App Reviewed on: iPhone 5
Graphics / Sound Rating:
User Interface Rating:
Re-use / Replay Value Rating:
I have no idea how to pronounce Manuganu, nor do I know what it means. It just looks llike a string of random letters to me. It's supposed to be the main character's name, but we all know names usually mean something. If I had to venture a guess, I'd say it must amount something like "gorgeous and fantastic endless runner." Just a guess.
Manuganu is a kid with problems. Specifically he can't seem to go anywhere without having to leap over chasms, dodge swinging boulders, or avoid all sorts of sharp-toothed nasties. Every single stage is full of them, as well as a number of tokens to collect, and players will have to make good use of the intuitive controls to dodge and collect everything.

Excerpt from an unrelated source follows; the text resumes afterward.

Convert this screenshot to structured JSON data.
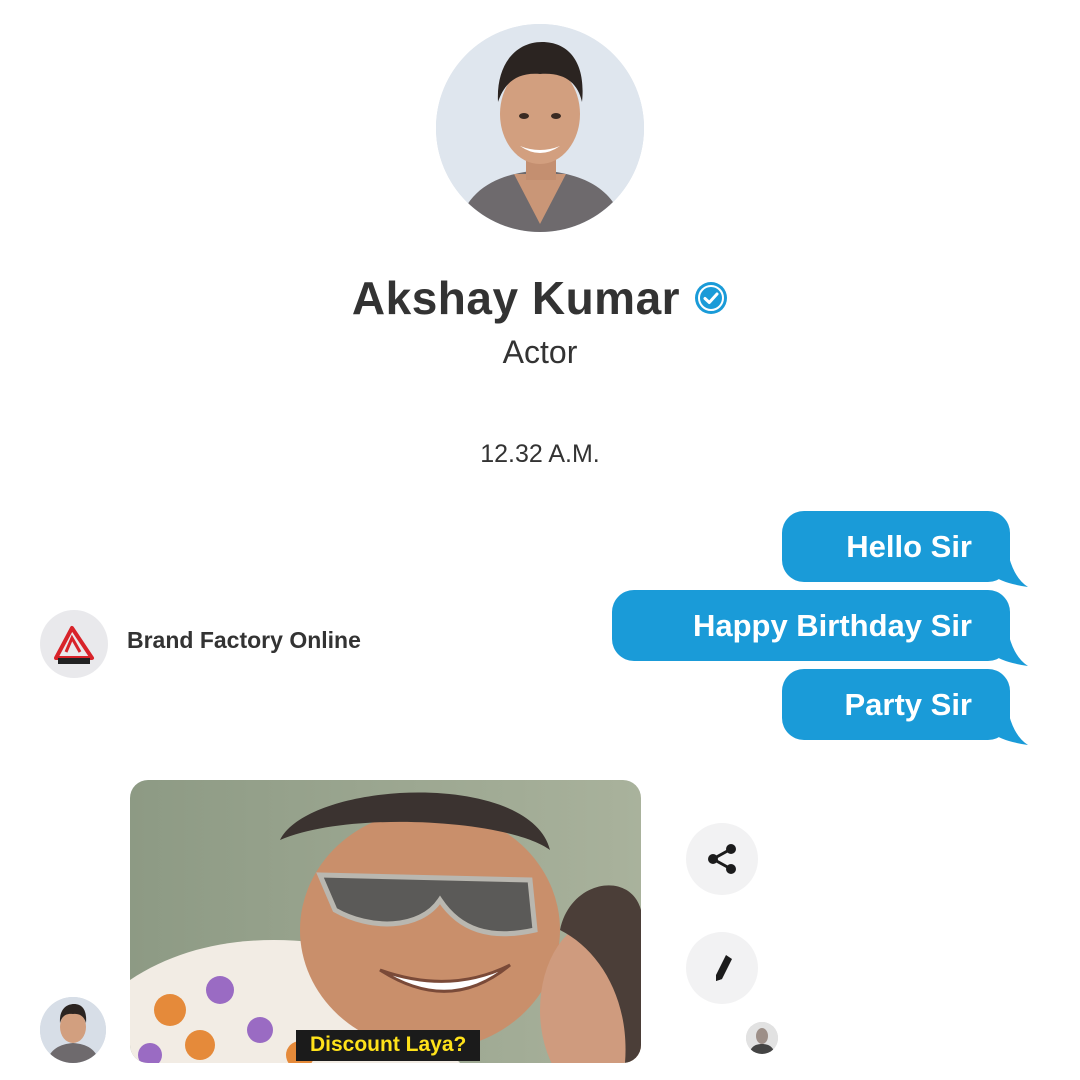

There are only two buttons (jump/double-jump and halting), and a single gesture (swipe down to slide) to worry about. Halting makes for an interesting addition as there are times when players won't simply be able to run past something. Instead they'll have to stop running, wait for an opening, then make like a tree.
It's pretty obvious that Manuganu is freaking gorgeous. However, I found the gameplay to be even more impressive. Runners can sometimes feel "wrong," depending on a number of factors. Sometimes the speed is off, or the jump timing, or the controls. Absolutely none of those issues are present here. It hits the not too fast or slow sweet spot, the buttons are big enough that they're never accidentally missed, and there's only one kind of swiping gesture so there are never any "That's not what I told it to do" moments. The levels themselves are also wonderfully put together with plenty of branching paths and no wrong choices. Each one has a list of tasks that must me completed in order to earn three stars, including a few involving token collection, but there are so many spread throughout that players can take any route they choose and still grab them all.

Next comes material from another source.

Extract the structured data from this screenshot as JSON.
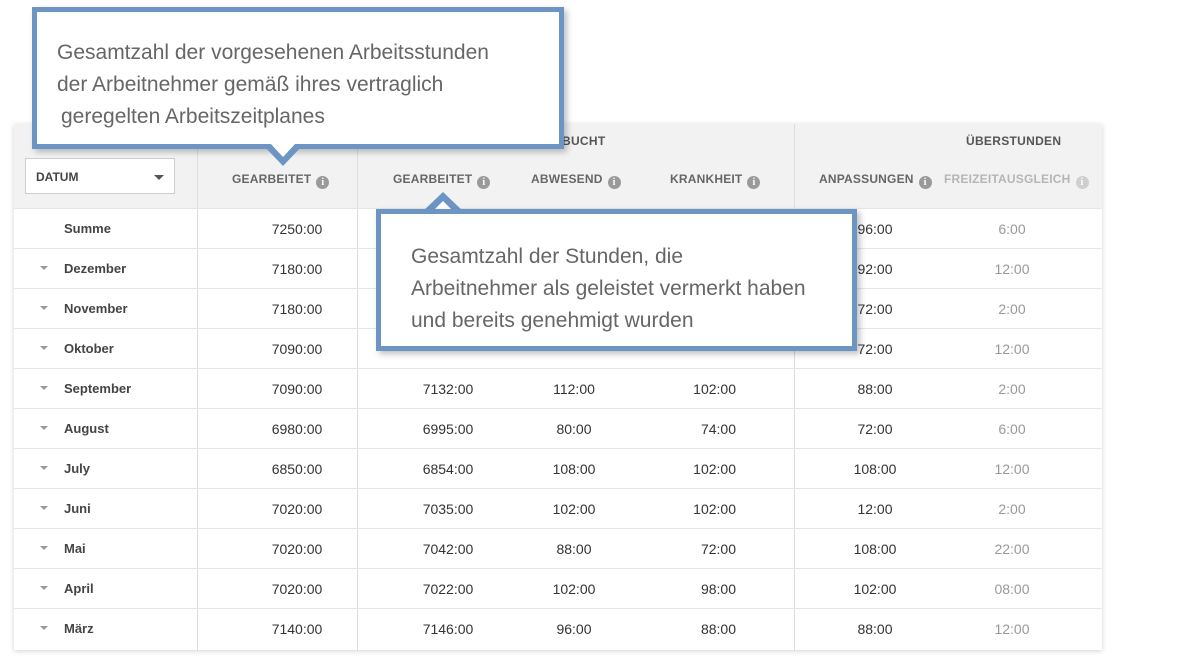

The only issue I've come across is that it can sometimes be tough to accurately predict Manuganu's trajectory. This is only really a problem when sliding down a wall or a rope, and typcailly only results in a missed token or two, but it did bother me a bit to miss them by virtual inches simply because I expected him to jump a little higher. Of course since the levels are filled with more than players will ever actually need to complete the challenges it's not really a huge deal.
I knew Manuganu was a looker going in, but I wasn't expecting it to be so polished and smartly designed. The controls are practically perfect and the levels are challenging but fair (and feature tons of paths to take). This is pretty much a shining example of the genre right here.